* _What is needed_
Note how many lines in these entries contain "badge", and reply with that number alone.

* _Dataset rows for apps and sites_
%%

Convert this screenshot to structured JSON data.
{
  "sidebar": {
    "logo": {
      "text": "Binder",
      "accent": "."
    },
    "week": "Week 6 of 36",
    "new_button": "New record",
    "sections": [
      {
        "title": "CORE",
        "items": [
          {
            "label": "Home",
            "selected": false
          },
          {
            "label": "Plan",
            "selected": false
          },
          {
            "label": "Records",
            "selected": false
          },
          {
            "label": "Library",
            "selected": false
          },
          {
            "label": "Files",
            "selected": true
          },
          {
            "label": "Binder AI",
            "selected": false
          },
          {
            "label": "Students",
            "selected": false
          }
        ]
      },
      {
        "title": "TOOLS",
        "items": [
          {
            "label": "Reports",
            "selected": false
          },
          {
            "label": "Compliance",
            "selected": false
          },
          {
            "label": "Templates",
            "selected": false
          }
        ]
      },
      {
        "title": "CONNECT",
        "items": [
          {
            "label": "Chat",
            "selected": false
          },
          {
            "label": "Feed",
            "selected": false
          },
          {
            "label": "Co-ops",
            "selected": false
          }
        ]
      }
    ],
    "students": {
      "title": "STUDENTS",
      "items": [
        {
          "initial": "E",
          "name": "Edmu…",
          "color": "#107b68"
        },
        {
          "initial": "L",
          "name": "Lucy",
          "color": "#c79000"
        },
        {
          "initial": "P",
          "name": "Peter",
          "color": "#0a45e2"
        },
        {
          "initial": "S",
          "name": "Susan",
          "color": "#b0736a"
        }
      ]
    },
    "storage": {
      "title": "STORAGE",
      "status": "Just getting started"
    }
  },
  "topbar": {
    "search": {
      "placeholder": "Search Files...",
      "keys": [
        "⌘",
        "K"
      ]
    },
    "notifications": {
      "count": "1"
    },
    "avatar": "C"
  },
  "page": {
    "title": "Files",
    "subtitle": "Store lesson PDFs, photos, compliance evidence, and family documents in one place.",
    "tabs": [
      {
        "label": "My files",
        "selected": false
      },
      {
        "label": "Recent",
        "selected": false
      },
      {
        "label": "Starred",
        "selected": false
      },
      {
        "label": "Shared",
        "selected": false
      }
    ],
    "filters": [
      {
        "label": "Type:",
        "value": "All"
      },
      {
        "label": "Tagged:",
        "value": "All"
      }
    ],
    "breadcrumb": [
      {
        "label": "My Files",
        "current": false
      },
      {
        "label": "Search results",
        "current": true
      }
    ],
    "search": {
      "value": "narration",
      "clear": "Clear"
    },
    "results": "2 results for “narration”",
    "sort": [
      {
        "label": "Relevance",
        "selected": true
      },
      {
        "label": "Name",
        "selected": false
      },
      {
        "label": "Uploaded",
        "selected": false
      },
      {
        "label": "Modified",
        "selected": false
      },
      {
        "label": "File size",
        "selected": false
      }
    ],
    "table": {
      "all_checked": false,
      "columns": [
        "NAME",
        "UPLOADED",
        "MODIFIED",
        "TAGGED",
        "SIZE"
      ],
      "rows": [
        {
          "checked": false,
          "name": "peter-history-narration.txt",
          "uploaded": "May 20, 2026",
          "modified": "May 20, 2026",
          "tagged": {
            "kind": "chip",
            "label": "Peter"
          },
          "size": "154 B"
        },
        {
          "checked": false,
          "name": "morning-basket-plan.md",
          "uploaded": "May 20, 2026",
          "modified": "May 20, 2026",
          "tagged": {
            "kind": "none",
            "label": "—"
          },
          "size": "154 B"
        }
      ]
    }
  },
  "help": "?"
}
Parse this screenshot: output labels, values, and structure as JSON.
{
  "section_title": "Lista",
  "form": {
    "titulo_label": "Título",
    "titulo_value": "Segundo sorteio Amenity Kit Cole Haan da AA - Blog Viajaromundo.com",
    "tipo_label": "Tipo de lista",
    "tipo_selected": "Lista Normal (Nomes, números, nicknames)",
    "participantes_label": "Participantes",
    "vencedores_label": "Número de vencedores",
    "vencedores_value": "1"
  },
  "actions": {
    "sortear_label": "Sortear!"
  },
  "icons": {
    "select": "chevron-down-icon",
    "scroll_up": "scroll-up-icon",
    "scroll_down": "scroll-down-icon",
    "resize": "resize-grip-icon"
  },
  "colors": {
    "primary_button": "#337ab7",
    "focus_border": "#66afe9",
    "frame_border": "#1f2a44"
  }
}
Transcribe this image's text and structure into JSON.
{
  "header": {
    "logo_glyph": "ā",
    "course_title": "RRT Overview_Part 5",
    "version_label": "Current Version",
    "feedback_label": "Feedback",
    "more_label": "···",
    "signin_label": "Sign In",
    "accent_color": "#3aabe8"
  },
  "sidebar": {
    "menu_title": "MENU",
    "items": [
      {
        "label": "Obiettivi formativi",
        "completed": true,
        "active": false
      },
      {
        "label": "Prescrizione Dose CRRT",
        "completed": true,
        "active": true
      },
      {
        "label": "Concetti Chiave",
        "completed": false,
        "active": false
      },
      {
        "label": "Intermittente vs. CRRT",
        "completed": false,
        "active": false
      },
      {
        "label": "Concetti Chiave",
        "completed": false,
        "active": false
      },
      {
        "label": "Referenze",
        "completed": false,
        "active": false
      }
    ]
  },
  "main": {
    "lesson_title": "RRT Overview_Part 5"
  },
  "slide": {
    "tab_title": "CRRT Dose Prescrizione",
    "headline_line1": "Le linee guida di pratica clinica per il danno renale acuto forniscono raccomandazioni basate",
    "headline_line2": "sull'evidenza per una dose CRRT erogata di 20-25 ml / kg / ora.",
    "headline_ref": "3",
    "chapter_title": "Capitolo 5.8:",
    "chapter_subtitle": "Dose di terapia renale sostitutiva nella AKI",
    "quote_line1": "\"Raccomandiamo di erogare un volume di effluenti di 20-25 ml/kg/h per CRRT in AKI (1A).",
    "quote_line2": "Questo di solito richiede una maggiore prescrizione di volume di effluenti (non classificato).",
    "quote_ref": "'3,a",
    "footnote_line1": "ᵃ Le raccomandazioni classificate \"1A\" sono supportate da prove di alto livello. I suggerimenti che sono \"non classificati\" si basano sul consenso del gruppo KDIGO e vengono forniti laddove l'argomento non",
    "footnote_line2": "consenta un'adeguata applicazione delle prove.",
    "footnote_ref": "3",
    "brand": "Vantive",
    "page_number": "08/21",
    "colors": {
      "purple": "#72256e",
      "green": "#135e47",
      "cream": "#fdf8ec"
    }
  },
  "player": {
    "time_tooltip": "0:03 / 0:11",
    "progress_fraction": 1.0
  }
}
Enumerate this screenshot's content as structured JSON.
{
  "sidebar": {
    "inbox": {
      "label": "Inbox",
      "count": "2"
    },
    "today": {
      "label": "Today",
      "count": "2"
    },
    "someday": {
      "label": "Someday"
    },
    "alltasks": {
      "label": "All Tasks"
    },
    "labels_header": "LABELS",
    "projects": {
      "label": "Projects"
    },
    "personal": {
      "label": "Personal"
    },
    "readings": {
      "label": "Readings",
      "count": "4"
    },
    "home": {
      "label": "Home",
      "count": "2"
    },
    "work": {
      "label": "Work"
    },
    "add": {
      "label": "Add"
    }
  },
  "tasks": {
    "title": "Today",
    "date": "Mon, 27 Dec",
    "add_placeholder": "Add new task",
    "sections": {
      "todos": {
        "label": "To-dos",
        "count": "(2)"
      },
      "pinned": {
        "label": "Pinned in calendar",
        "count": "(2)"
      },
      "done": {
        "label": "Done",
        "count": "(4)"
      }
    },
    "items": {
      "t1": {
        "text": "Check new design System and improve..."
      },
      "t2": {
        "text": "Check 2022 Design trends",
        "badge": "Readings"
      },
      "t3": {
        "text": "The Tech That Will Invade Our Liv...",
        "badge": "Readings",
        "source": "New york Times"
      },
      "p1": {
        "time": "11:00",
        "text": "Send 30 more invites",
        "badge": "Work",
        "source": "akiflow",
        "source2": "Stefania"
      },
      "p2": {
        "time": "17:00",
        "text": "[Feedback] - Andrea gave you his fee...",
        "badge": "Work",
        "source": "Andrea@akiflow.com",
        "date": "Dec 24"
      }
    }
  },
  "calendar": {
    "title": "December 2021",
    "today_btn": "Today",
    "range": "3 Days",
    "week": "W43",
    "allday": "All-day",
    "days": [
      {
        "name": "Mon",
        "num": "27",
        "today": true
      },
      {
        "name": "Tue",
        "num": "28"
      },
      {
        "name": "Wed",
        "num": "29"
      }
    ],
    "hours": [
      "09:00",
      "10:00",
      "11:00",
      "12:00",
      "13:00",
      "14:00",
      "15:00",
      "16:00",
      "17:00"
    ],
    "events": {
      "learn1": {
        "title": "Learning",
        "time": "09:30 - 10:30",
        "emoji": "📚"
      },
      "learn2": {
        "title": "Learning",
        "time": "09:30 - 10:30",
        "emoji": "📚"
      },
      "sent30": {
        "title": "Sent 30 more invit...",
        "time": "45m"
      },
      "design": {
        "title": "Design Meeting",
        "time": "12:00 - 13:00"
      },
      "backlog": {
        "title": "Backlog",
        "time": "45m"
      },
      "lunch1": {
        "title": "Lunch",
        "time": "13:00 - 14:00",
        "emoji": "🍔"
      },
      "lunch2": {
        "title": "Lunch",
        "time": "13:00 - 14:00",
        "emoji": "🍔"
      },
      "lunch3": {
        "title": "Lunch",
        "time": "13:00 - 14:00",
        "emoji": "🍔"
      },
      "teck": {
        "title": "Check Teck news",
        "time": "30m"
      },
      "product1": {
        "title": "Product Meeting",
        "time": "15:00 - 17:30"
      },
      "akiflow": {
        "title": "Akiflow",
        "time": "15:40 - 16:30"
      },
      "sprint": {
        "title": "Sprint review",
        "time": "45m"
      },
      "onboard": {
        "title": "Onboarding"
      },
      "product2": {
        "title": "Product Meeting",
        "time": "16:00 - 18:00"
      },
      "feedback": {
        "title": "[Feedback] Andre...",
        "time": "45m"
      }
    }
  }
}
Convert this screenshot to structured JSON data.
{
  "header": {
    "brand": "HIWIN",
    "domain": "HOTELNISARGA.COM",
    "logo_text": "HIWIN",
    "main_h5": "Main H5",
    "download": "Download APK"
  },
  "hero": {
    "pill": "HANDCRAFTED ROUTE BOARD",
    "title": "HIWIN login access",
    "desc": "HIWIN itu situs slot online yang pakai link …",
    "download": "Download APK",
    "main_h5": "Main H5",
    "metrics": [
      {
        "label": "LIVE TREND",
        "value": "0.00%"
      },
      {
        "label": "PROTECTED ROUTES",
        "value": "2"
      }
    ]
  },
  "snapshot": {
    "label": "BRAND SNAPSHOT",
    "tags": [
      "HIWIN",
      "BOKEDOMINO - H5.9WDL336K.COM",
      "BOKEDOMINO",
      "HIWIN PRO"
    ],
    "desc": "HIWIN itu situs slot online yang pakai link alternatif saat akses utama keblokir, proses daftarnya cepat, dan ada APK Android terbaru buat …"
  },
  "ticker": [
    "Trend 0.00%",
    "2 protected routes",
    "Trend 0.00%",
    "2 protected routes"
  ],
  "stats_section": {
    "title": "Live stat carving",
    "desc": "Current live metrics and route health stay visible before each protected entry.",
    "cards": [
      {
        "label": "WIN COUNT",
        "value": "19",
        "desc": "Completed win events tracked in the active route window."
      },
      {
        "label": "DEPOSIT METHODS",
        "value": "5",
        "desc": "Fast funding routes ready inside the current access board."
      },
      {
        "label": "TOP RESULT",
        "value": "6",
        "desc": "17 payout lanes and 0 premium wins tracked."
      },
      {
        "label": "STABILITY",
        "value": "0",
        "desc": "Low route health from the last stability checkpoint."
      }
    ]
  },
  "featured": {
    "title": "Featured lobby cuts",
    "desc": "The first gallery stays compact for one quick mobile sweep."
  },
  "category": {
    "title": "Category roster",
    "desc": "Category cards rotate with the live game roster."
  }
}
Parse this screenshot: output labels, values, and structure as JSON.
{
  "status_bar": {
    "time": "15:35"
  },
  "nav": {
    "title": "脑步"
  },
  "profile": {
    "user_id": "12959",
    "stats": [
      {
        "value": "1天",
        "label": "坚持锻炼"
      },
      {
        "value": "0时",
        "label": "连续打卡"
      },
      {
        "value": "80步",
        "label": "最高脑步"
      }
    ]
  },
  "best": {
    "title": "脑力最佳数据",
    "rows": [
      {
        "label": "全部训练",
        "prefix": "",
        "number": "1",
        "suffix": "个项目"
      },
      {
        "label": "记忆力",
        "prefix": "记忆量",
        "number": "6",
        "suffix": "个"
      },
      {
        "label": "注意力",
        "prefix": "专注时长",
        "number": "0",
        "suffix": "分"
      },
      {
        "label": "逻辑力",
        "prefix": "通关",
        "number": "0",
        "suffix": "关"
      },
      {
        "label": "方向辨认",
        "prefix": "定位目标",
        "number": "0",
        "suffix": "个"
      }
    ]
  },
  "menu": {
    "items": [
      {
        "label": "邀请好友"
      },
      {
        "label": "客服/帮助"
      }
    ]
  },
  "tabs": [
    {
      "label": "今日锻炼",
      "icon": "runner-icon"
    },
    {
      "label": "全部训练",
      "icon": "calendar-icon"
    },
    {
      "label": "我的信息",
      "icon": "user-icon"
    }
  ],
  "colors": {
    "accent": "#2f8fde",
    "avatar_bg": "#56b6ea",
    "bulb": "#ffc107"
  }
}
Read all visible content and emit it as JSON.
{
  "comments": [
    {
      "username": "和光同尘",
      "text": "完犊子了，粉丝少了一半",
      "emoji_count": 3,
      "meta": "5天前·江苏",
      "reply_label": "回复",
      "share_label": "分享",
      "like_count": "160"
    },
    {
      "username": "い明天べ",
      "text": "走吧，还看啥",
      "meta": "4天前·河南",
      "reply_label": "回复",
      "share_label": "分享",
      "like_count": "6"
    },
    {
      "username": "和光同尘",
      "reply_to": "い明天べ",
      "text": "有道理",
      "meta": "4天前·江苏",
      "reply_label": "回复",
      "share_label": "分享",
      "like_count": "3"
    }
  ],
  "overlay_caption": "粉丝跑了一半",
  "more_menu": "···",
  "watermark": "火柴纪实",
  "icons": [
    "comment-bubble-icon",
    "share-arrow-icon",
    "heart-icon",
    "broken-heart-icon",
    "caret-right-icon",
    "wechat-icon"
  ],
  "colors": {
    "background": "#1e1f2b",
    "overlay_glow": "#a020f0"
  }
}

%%

* _Solution_
4